The sun shines through the window when I was shaken awake. I jerk up, where am I?
Aniket is cuddling me from behind, but shaking me awake for some reason.
"Aniket, what time is it?!" I shriek. One of my mothers' rules for me when I got married was that I should be up before everyone in the house, even if it's Sunday.
"Ten O' clock, and I am really hungry."
"Why didn't you wake me up sooner?" I panic. I jump out of bed, tying my hair into a bun. "Did everyone else wake up?"
"Everyone has woke up. You told Mom to not cook, so she's just pacing around the kitchen. She is diabetic. She will faint again if she doesn't get food soon."
"Wait, what do you mean by fainting again? Did she faint?"
"No, not today. When she fasts. She faints a lot. It's usually me who has to get her to the hospital, because dad can't carry her anymore."
"Give me two minutes."
I run to the bathroom, showering in record time. I don't bother to take a towel with me. I just walk into the closet and change into another comfortable cotton saree that doesn't need to be tied perfectly. I braid my hair and tie it into a bun the fastest I could and I'm down the stares like my life depends on it.
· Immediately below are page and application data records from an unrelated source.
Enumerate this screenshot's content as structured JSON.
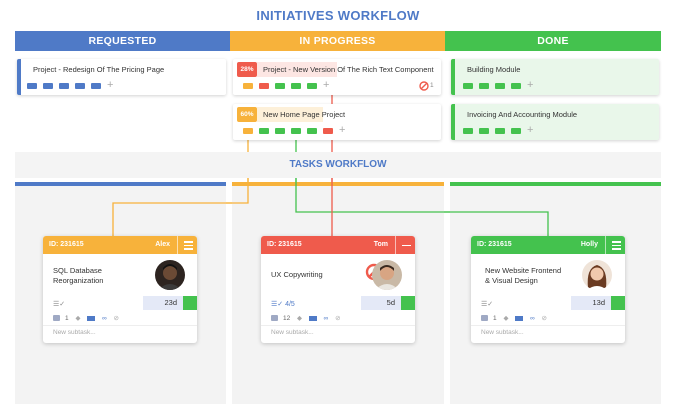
{
  "initiatives": {
    "title": "INITIATIVES WORKFLOW",
    "columns": [
      {
        "label": "REQUESTED",
        "color": "#4f7ac7"
      },
      {
        "label": "IN PROGRESS",
        "color": "#f7b23b"
      },
      {
        "label": "DONE",
        "color": "#44c24e"
      }
    ],
    "cards": [
      {
        "title": "Project - Redesign Of The Pricing Page"
      },
      {
        "title": "Project - New Version Of The Rich Text Component",
        "percent": "28%",
        "blocked_count": "1"
      },
      {
        "title": "New Home Page Project",
        "percent": "60%"
      },
      {
        "title": "Building Module"
      },
      {
        "title": "Invoicing And Accounting Module"
      }
    ]
  },
  "tasks": {
    "title": "TASKS WORKFLOW",
    "cards": [
      {
        "id": "ID: 231615",
        "assignee": "Alex",
        "title_line1": "SQL Database",
        "title_line2": "Reorganization",
        "days": "23d",
        "count": "1",
        "new_subtask": "New subtask..."
      },
      {
        "id": "ID: 231615",
        "assignee": "Tom",
        "title_line1": "UX Copywriting",
        "title_line2": "",
        "days": "5d",
        "checklist": "4/5",
        "count": "12",
        "new_subtask": "New subtask..."
      },
      {
        "id": "ID: 231615",
        "assignee": "Holly",
        "title_line1": "New Website Frontend",
        "title_line2": "& Visual Design",
        "days": "13d",
        "count": "1",
        "new_subtask": "New subtask..."
      }
    ]
  },
  "colors": {
    "blue": "#4f7ac7",
    "orange": "#f7b23b",
    "green": "#44c24e",
    "red": "#ef5b4c"
  }
}
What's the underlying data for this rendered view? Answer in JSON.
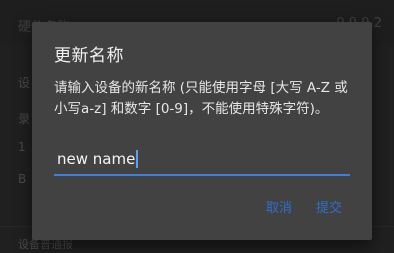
{
  "background": {
    "top_left": "硬件名称",
    "top_right": "9.9.9.2",
    "rows": [
      "设",
      "录",
      "1",
      "B"
    ],
    "bottom_text": "设备普通报"
  },
  "dialog": {
    "title": "更新名称",
    "message": "请输入设备的新名称 (只能使用字母 [大写 A-Z 或 小写a-z] 和数字 [0-9]，不能使用特殊字符)。",
    "input": {
      "value": "new name"
    },
    "cancel_label": "取消",
    "submit_label": "提交"
  }
}
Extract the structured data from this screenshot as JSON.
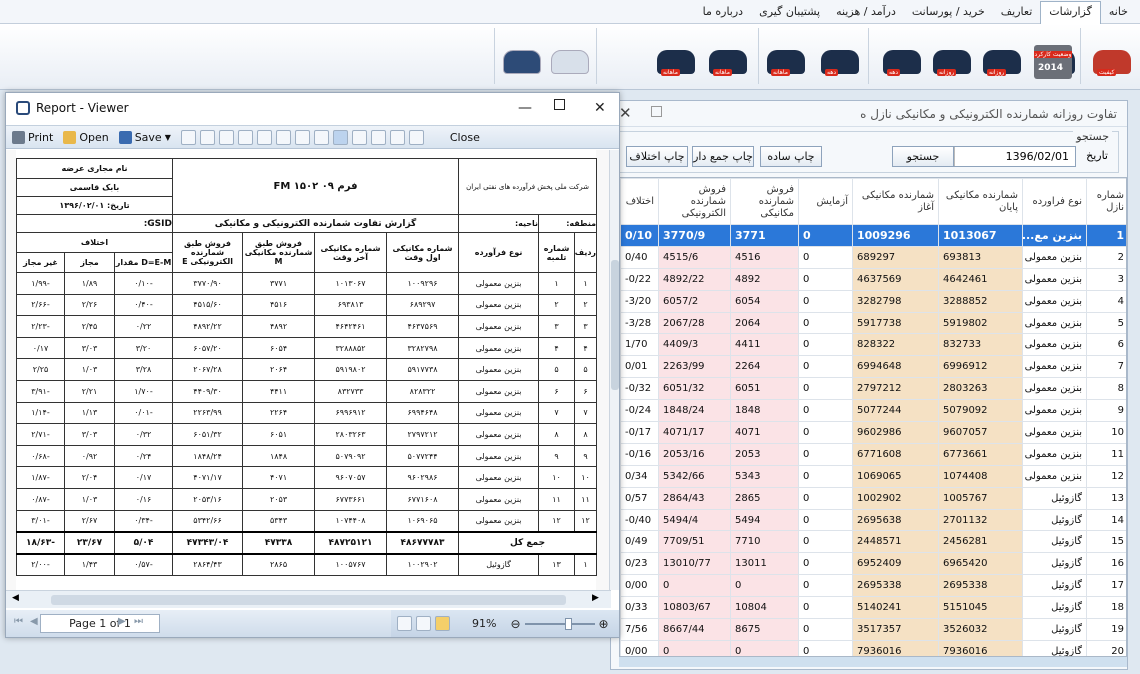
{
  "menu": {
    "tabs": [
      "خانه",
      "گزارشات",
      "تعاریف",
      "خرید / پورسانت",
      "درآمد / هزینه",
      "پشتیبان گیری",
      "درباره ما"
    ],
    "active_index": 1
  },
  "ribbon": {
    "icon_tags": [
      "کیفیت",
      "روزانه",
      "روزانه",
      "روزانه",
      "دهه",
      "دهه",
      "ماهانه",
      "ماهانه",
      "ماهانه"
    ],
    "calendar_banner": "وضعیت کارکرد",
    "calendar_year": "2014"
  },
  "main_window": {
    "title": "تفاوت روزانه شمارنده الکترونیکی و مکانیکی نازل ه",
    "search_group_label": "جستجو",
    "date_label": "تاریخ",
    "date_value": "1396/02/01",
    "buttons": {
      "search": "جستجو",
      "print_simple": "چاپ ساده",
      "print_total": "چاپ جمع دار",
      "print_diff": "چاپ اختلاف"
    }
  },
  "grid": {
    "columns": [
      "شماره نازل",
      "نوع فراورده",
      "شمارنده مکانیکی پایان",
      "شمارنده مکانیکی آغاز",
      "آزمایش",
      "فروش شمارنده مکانیکی",
      "فروش شمارنده الکترونیکی",
      "اختلاف"
    ],
    "rows": [
      [
        "1",
        "بنزین مع...",
        "1013067",
        "1009296",
        "0",
        "3771",
        "3770/9",
        "0/10"
      ],
      [
        "2",
        "بنزین معمولی",
        "693813",
        "689297",
        "0",
        "4516",
        "4515/6",
        "0/40"
      ],
      [
        "3",
        "بنزین معمولی",
        "4642461",
        "4637569",
        "0",
        "4892",
        "4892/22",
        "-0/22"
      ],
      [
        "4",
        "بنزین معمولی",
        "3288852",
        "3282798",
        "0",
        "6054",
        "6057/2",
        "-3/20"
      ],
      [
        "5",
        "بنزین معمولی",
        "5919802",
        "5917738",
        "0",
        "2064",
        "2067/28",
        "-3/28"
      ],
      [
        "6",
        "بنزین معمولی",
        "832733",
        "828322",
        "0",
        "4411",
        "4409/3",
        "1/70"
      ],
      [
        "7",
        "بنزین معمولی",
        "6996912",
        "6994648",
        "0",
        "2264",
        "2263/99",
        "0/01"
      ],
      [
        "8",
        "بنزین معمولی",
        "2803263",
        "2797212",
        "0",
        "6051",
        "6051/32",
        "-0/32"
      ],
      [
        "9",
        "بنزین معمولی",
        "5079092",
        "5077244",
        "0",
        "1848",
        "1848/24",
        "-0/24"
      ],
      [
        "10",
        "بنزین معمولی",
        "9607057",
        "9602986",
        "0",
        "4071",
        "4071/17",
        "-0/17"
      ],
      [
        "11",
        "بنزین معمولی",
        "6773661",
        "6771608",
        "0",
        "2053",
        "2053/16",
        "-0/16"
      ],
      [
        "12",
        "بنزین معمولی",
        "1074408",
        "1069065",
        "0",
        "5343",
        "5342/66",
        "0/34"
      ],
      [
        "13",
        "گازوئیل",
        "1005767",
        "1002902",
        "0",
        "2865",
        "2864/43",
        "0/57"
      ],
      [
        "14",
        "گازوئیل",
        "2701132",
        "2695638",
        "0",
        "5494",
        "5494/4",
        "-0/40"
      ],
      [
        "15",
        "گازوئیل",
        "2456281",
        "2448571",
        "0",
        "7710",
        "7709/51",
        "0/49"
      ],
      [
        "16",
        "گازوئیل",
        "6965420",
        "6952409",
        "0",
        "13011",
        "13010/77",
        "0/23"
      ],
      [
        "17",
        "گازوئیل",
        "2695338",
        "2695338",
        "0",
        "0",
        "0",
        "0/00"
      ],
      [
        "18",
        "گازوئیل",
        "5151045",
        "5140241",
        "0",
        "10804",
        "10803/67",
        "0/33"
      ],
      [
        "19",
        "گازوئیل",
        "3526032",
        "3517357",
        "0",
        "8675",
        "8667/44",
        "7/56"
      ],
      [
        "20",
        "گازوئیل",
        "7936016",
        "7936016",
        "0",
        "0",
        "0",
        "0/00"
      ]
    ]
  },
  "viewer": {
    "title": "Report - Viewer",
    "toolbar": {
      "print": "Print",
      "open": "Open",
      "save": "Save",
      "close": "Close"
    },
    "page_indicator": "Page 1 of 1",
    "zoom": "91%",
    "report": {
      "station_label": "نام مجاری عرضه",
      "station_name": "بابک قاسمی",
      "date_line": "تاریخ: ۱۳۹۶/۰۲/۰۱",
      "form_title": "فرم FM ۱۵۰۲ ۰۹",
      "report_title": "گزارش تفاوت شمارنده الکترونیکی و مکانیکی",
      "company": "شرکت ملی پخش فرآورده های نفتی ایران",
      "gsid": "GSID:",
      "region": "منطقه:",
      "area": "ناحیه:",
      "headers": [
        "ردیف",
        "شماره تلمبه",
        "نوع فرآورده",
        "شماره مکانیکی اول وقت",
        "شماره مکانیکی آخر وقت",
        "فروش طبق شمارنده مکانیکی M",
        "فروش طبق شمارنده الکترونیکی E",
        "اختلاف"
      ],
      "diff_sub": [
        "D=E-M مقدار",
        "مجاز",
        "غیر مجاز"
      ],
      "rows": [
        [
          "۱",
          "۱",
          "بنزین معمولی",
          "۱۰۰۹۲۹۶",
          "۱۰۱۳۰۶۷",
          "۳۷۷۱",
          "۳۷۷۰/۹۰",
          "-۰/۱۰",
          "۱/۸۹",
          "-۱/۹۹"
        ],
        [
          "۲",
          "۲",
          "بنزین معمولی",
          "۶۸۹۲۹۷",
          "۶۹۳۸۱۳",
          "۴۵۱۶",
          "۴۵۱۵/۶۰",
          "-۰/۴۰",
          "۲/۲۶",
          "-۲/۶۶"
        ],
        [
          "۳",
          "۳",
          "بنزین معمولی",
          "۴۶۳۷۵۶۹",
          "۴۶۴۲۴۶۱",
          "۴۸۹۲",
          "۴۸۹۲/۲۲",
          "۰/۲۲",
          "۲/۴۵",
          "-۲/۲۳"
        ],
        [
          "۴",
          "۴",
          "بنزین معمولی",
          "۳۲۸۲۷۹۸",
          "۳۲۸۸۸۵۲",
          "۶۰۵۴",
          "۶۰۵۷/۲۰",
          "۳/۲۰",
          "۳/۰۳",
          "۰/۱۷"
        ],
        [
          "۵",
          "۵",
          "بنزین معمولی",
          "۵۹۱۷۷۳۸",
          "۵۹۱۹۸۰۲",
          "۲۰۶۴",
          "۲۰۶۷/۲۸",
          "۳/۲۸",
          "۱/۰۳",
          "۲/۲۵"
        ],
        [
          "۶",
          "۶",
          "بنزین معمولی",
          "۸۲۸۳۲۲",
          "۸۳۲۷۳۳",
          "۴۴۱۱",
          "۴۴۰۹/۳۰",
          "-۱/۷۰",
          "۲/۲۱",
          "-۳/۹۱"
        ],
        [
          "۷",
          "۷",
          "بنزین معمولی",
          "۶۹۹۴۶۴۸",
          "۶۹۹۶۹۱۲",
          "۲۲۶۴",
          "۲۲۶۳/۹۹",
          "-۰/۰۱",
          "۱/۱۳",
          "-۱/۱۴"
        ],
        [
          "۸",
          "۸",
          "بنزین معمولی",
          "۲۷۹۷۲۱۲",
          "۲۸۰۳۲۶۳",
          "۶۰۵۱",
          "۶۰۵۱/۳۲",
          "۰/۳۲",
          "۳/۰۳",
          "-۲/۷۱"
        ],
        [
          "۹",
          "۹",
          "بنزین معمولی",
          "۵۰۷۷۲۴۴",
          "۵۰۷۹۰۹۲",
          "۱۸۴۸",
          "۱۸۴۸/۲۴",
          "۰/۲۴",
          "۰/۹۲",
          "-۰/۶۸"
        ],
        [
          "۱۰",
          "۱۰",
          "بنزین معمولی",
          "۹۶۰۲۹۸۶",
          "۹۶۰۷۰۵۷",
          "۴۰۷۱",
          "۴۰۷۱/۱۷",
          "۰/۱۷",
          "۲/۰۴",
          "-۱/۸۷"
        ],
        [
          "۱۱",
          "۱۱",
          "بنزین معمولی",
          "۶۷۷۱۶۰۸",
          "۶۷۷۳۶۶۱",
          "۲۰۵۳",
          "۲۰۵۳/۱۶",
          "۰/۱۶",
          "۱/۰۳",
          "-۰/۸۷"
        ],
        [
          "۱۲",
          "۱۲",
          "بنزین معمولی",
          "۱۰۶۹۰۶۵",
          "۱۰۷۴۴۰۸",
          "۵۳۴۳",
          "۵۳۴۲/۶۶",
          "-۰/۳۴",
          "۲/۶۷",
          "-۳/۰۱"
        ]
      ],
      "total_label": "جمع کل",
      "totals": [
        "۴۸۶۷۷۷۸۳",
        "۴۸۷۲۵۱۲۱",
        "۴۷۳۳۸",
        "۴۷۳۴۳/۰۴",
        "۵/۰۴",
        "۲۳/۶۷",
        "-۱۸/۶۳"
      ],
      "row13": [
        "۱",
        "۱۳",
        "گازوئیل",
        "۱۰۰۲۹۰۲",
        "۱۰۰۵۷۶۷",
        "۲۸۶۵",
        "۲۸۶۴/۴۳",
        "-۰/۵۷",
        "۱/۴۳",
        "-۲/۰۰"
      ]
    }
  },
  "colors": {
    "selected_row": "#2b78d9",
    "mechanical_bg": "#f5e1c4",
    "sales_bg": "#fbe3e6"
  }
}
My in-laws are sitting on the dining table, watching the news on the large television on the other side of the room. I just ran into the kitchen, and made the food as quickly as possible. Pots and pans were flying over the stove. I made Idli, a South Indian classic, and some chutney to go with it. While I was waiting for the Idli to cook, I washed the dishes and made tea for everyone. When I was done, I rushed to open the metal lid, and forgot to wear the kitchen gloves. I burn my right hand but shake it a few times; it burns but I just try and forget about it, forcing the tears go back. I serve everything on a plate and carry it through the hall, shakily blanching the food on both my hands like a expert waiter. "Sorry I woke up late."
My mother in law looks at me in awe. "Krithi, how did you cook so fast?"
"I just hurried through it," I say, hiding my burned and currently swelling hand. "Anyways, you should eat. I'll be back." I rush into the kitchen, where I blow on the red hand. I let the cold water pour over the hand, suffering through the pain.
"Krithi?" My mother in law calls. " I shut the tap, and dry my hands on my saree, unable to find a towel. I run into the dining room, and slow when my in-laws both glare at me for running. "Sorry," I apologize.
I hide my hand again. "It's alright dear. You should come eat with us."
"Oh, um, I could only make food fit for three people. I don't have any food. I have tea, so it's alright. I'm good for now."
"No, no. You should eat in your condition. Come here, I'll serve you food."
"Um, that's not necessary ma, I'm not hungry. I'll wait until Aniket is done." I say. She would see my swelled hand if I ate in front of her. "Plus, we have plans to go jogging."
"You can't do that at ten in the morning sweetheart," says Aniket, descending down the stairs.
YOU ARE READING
The Workaholic Wife (COMPLETED)Romance
A workaholic doctor never thought about marriage a day in her life until she woke up to find a man in her bedroom. Her mother wanted grandchildren and she wanted to abide her wishes, so that her mother would not scorch her ears until she does. What...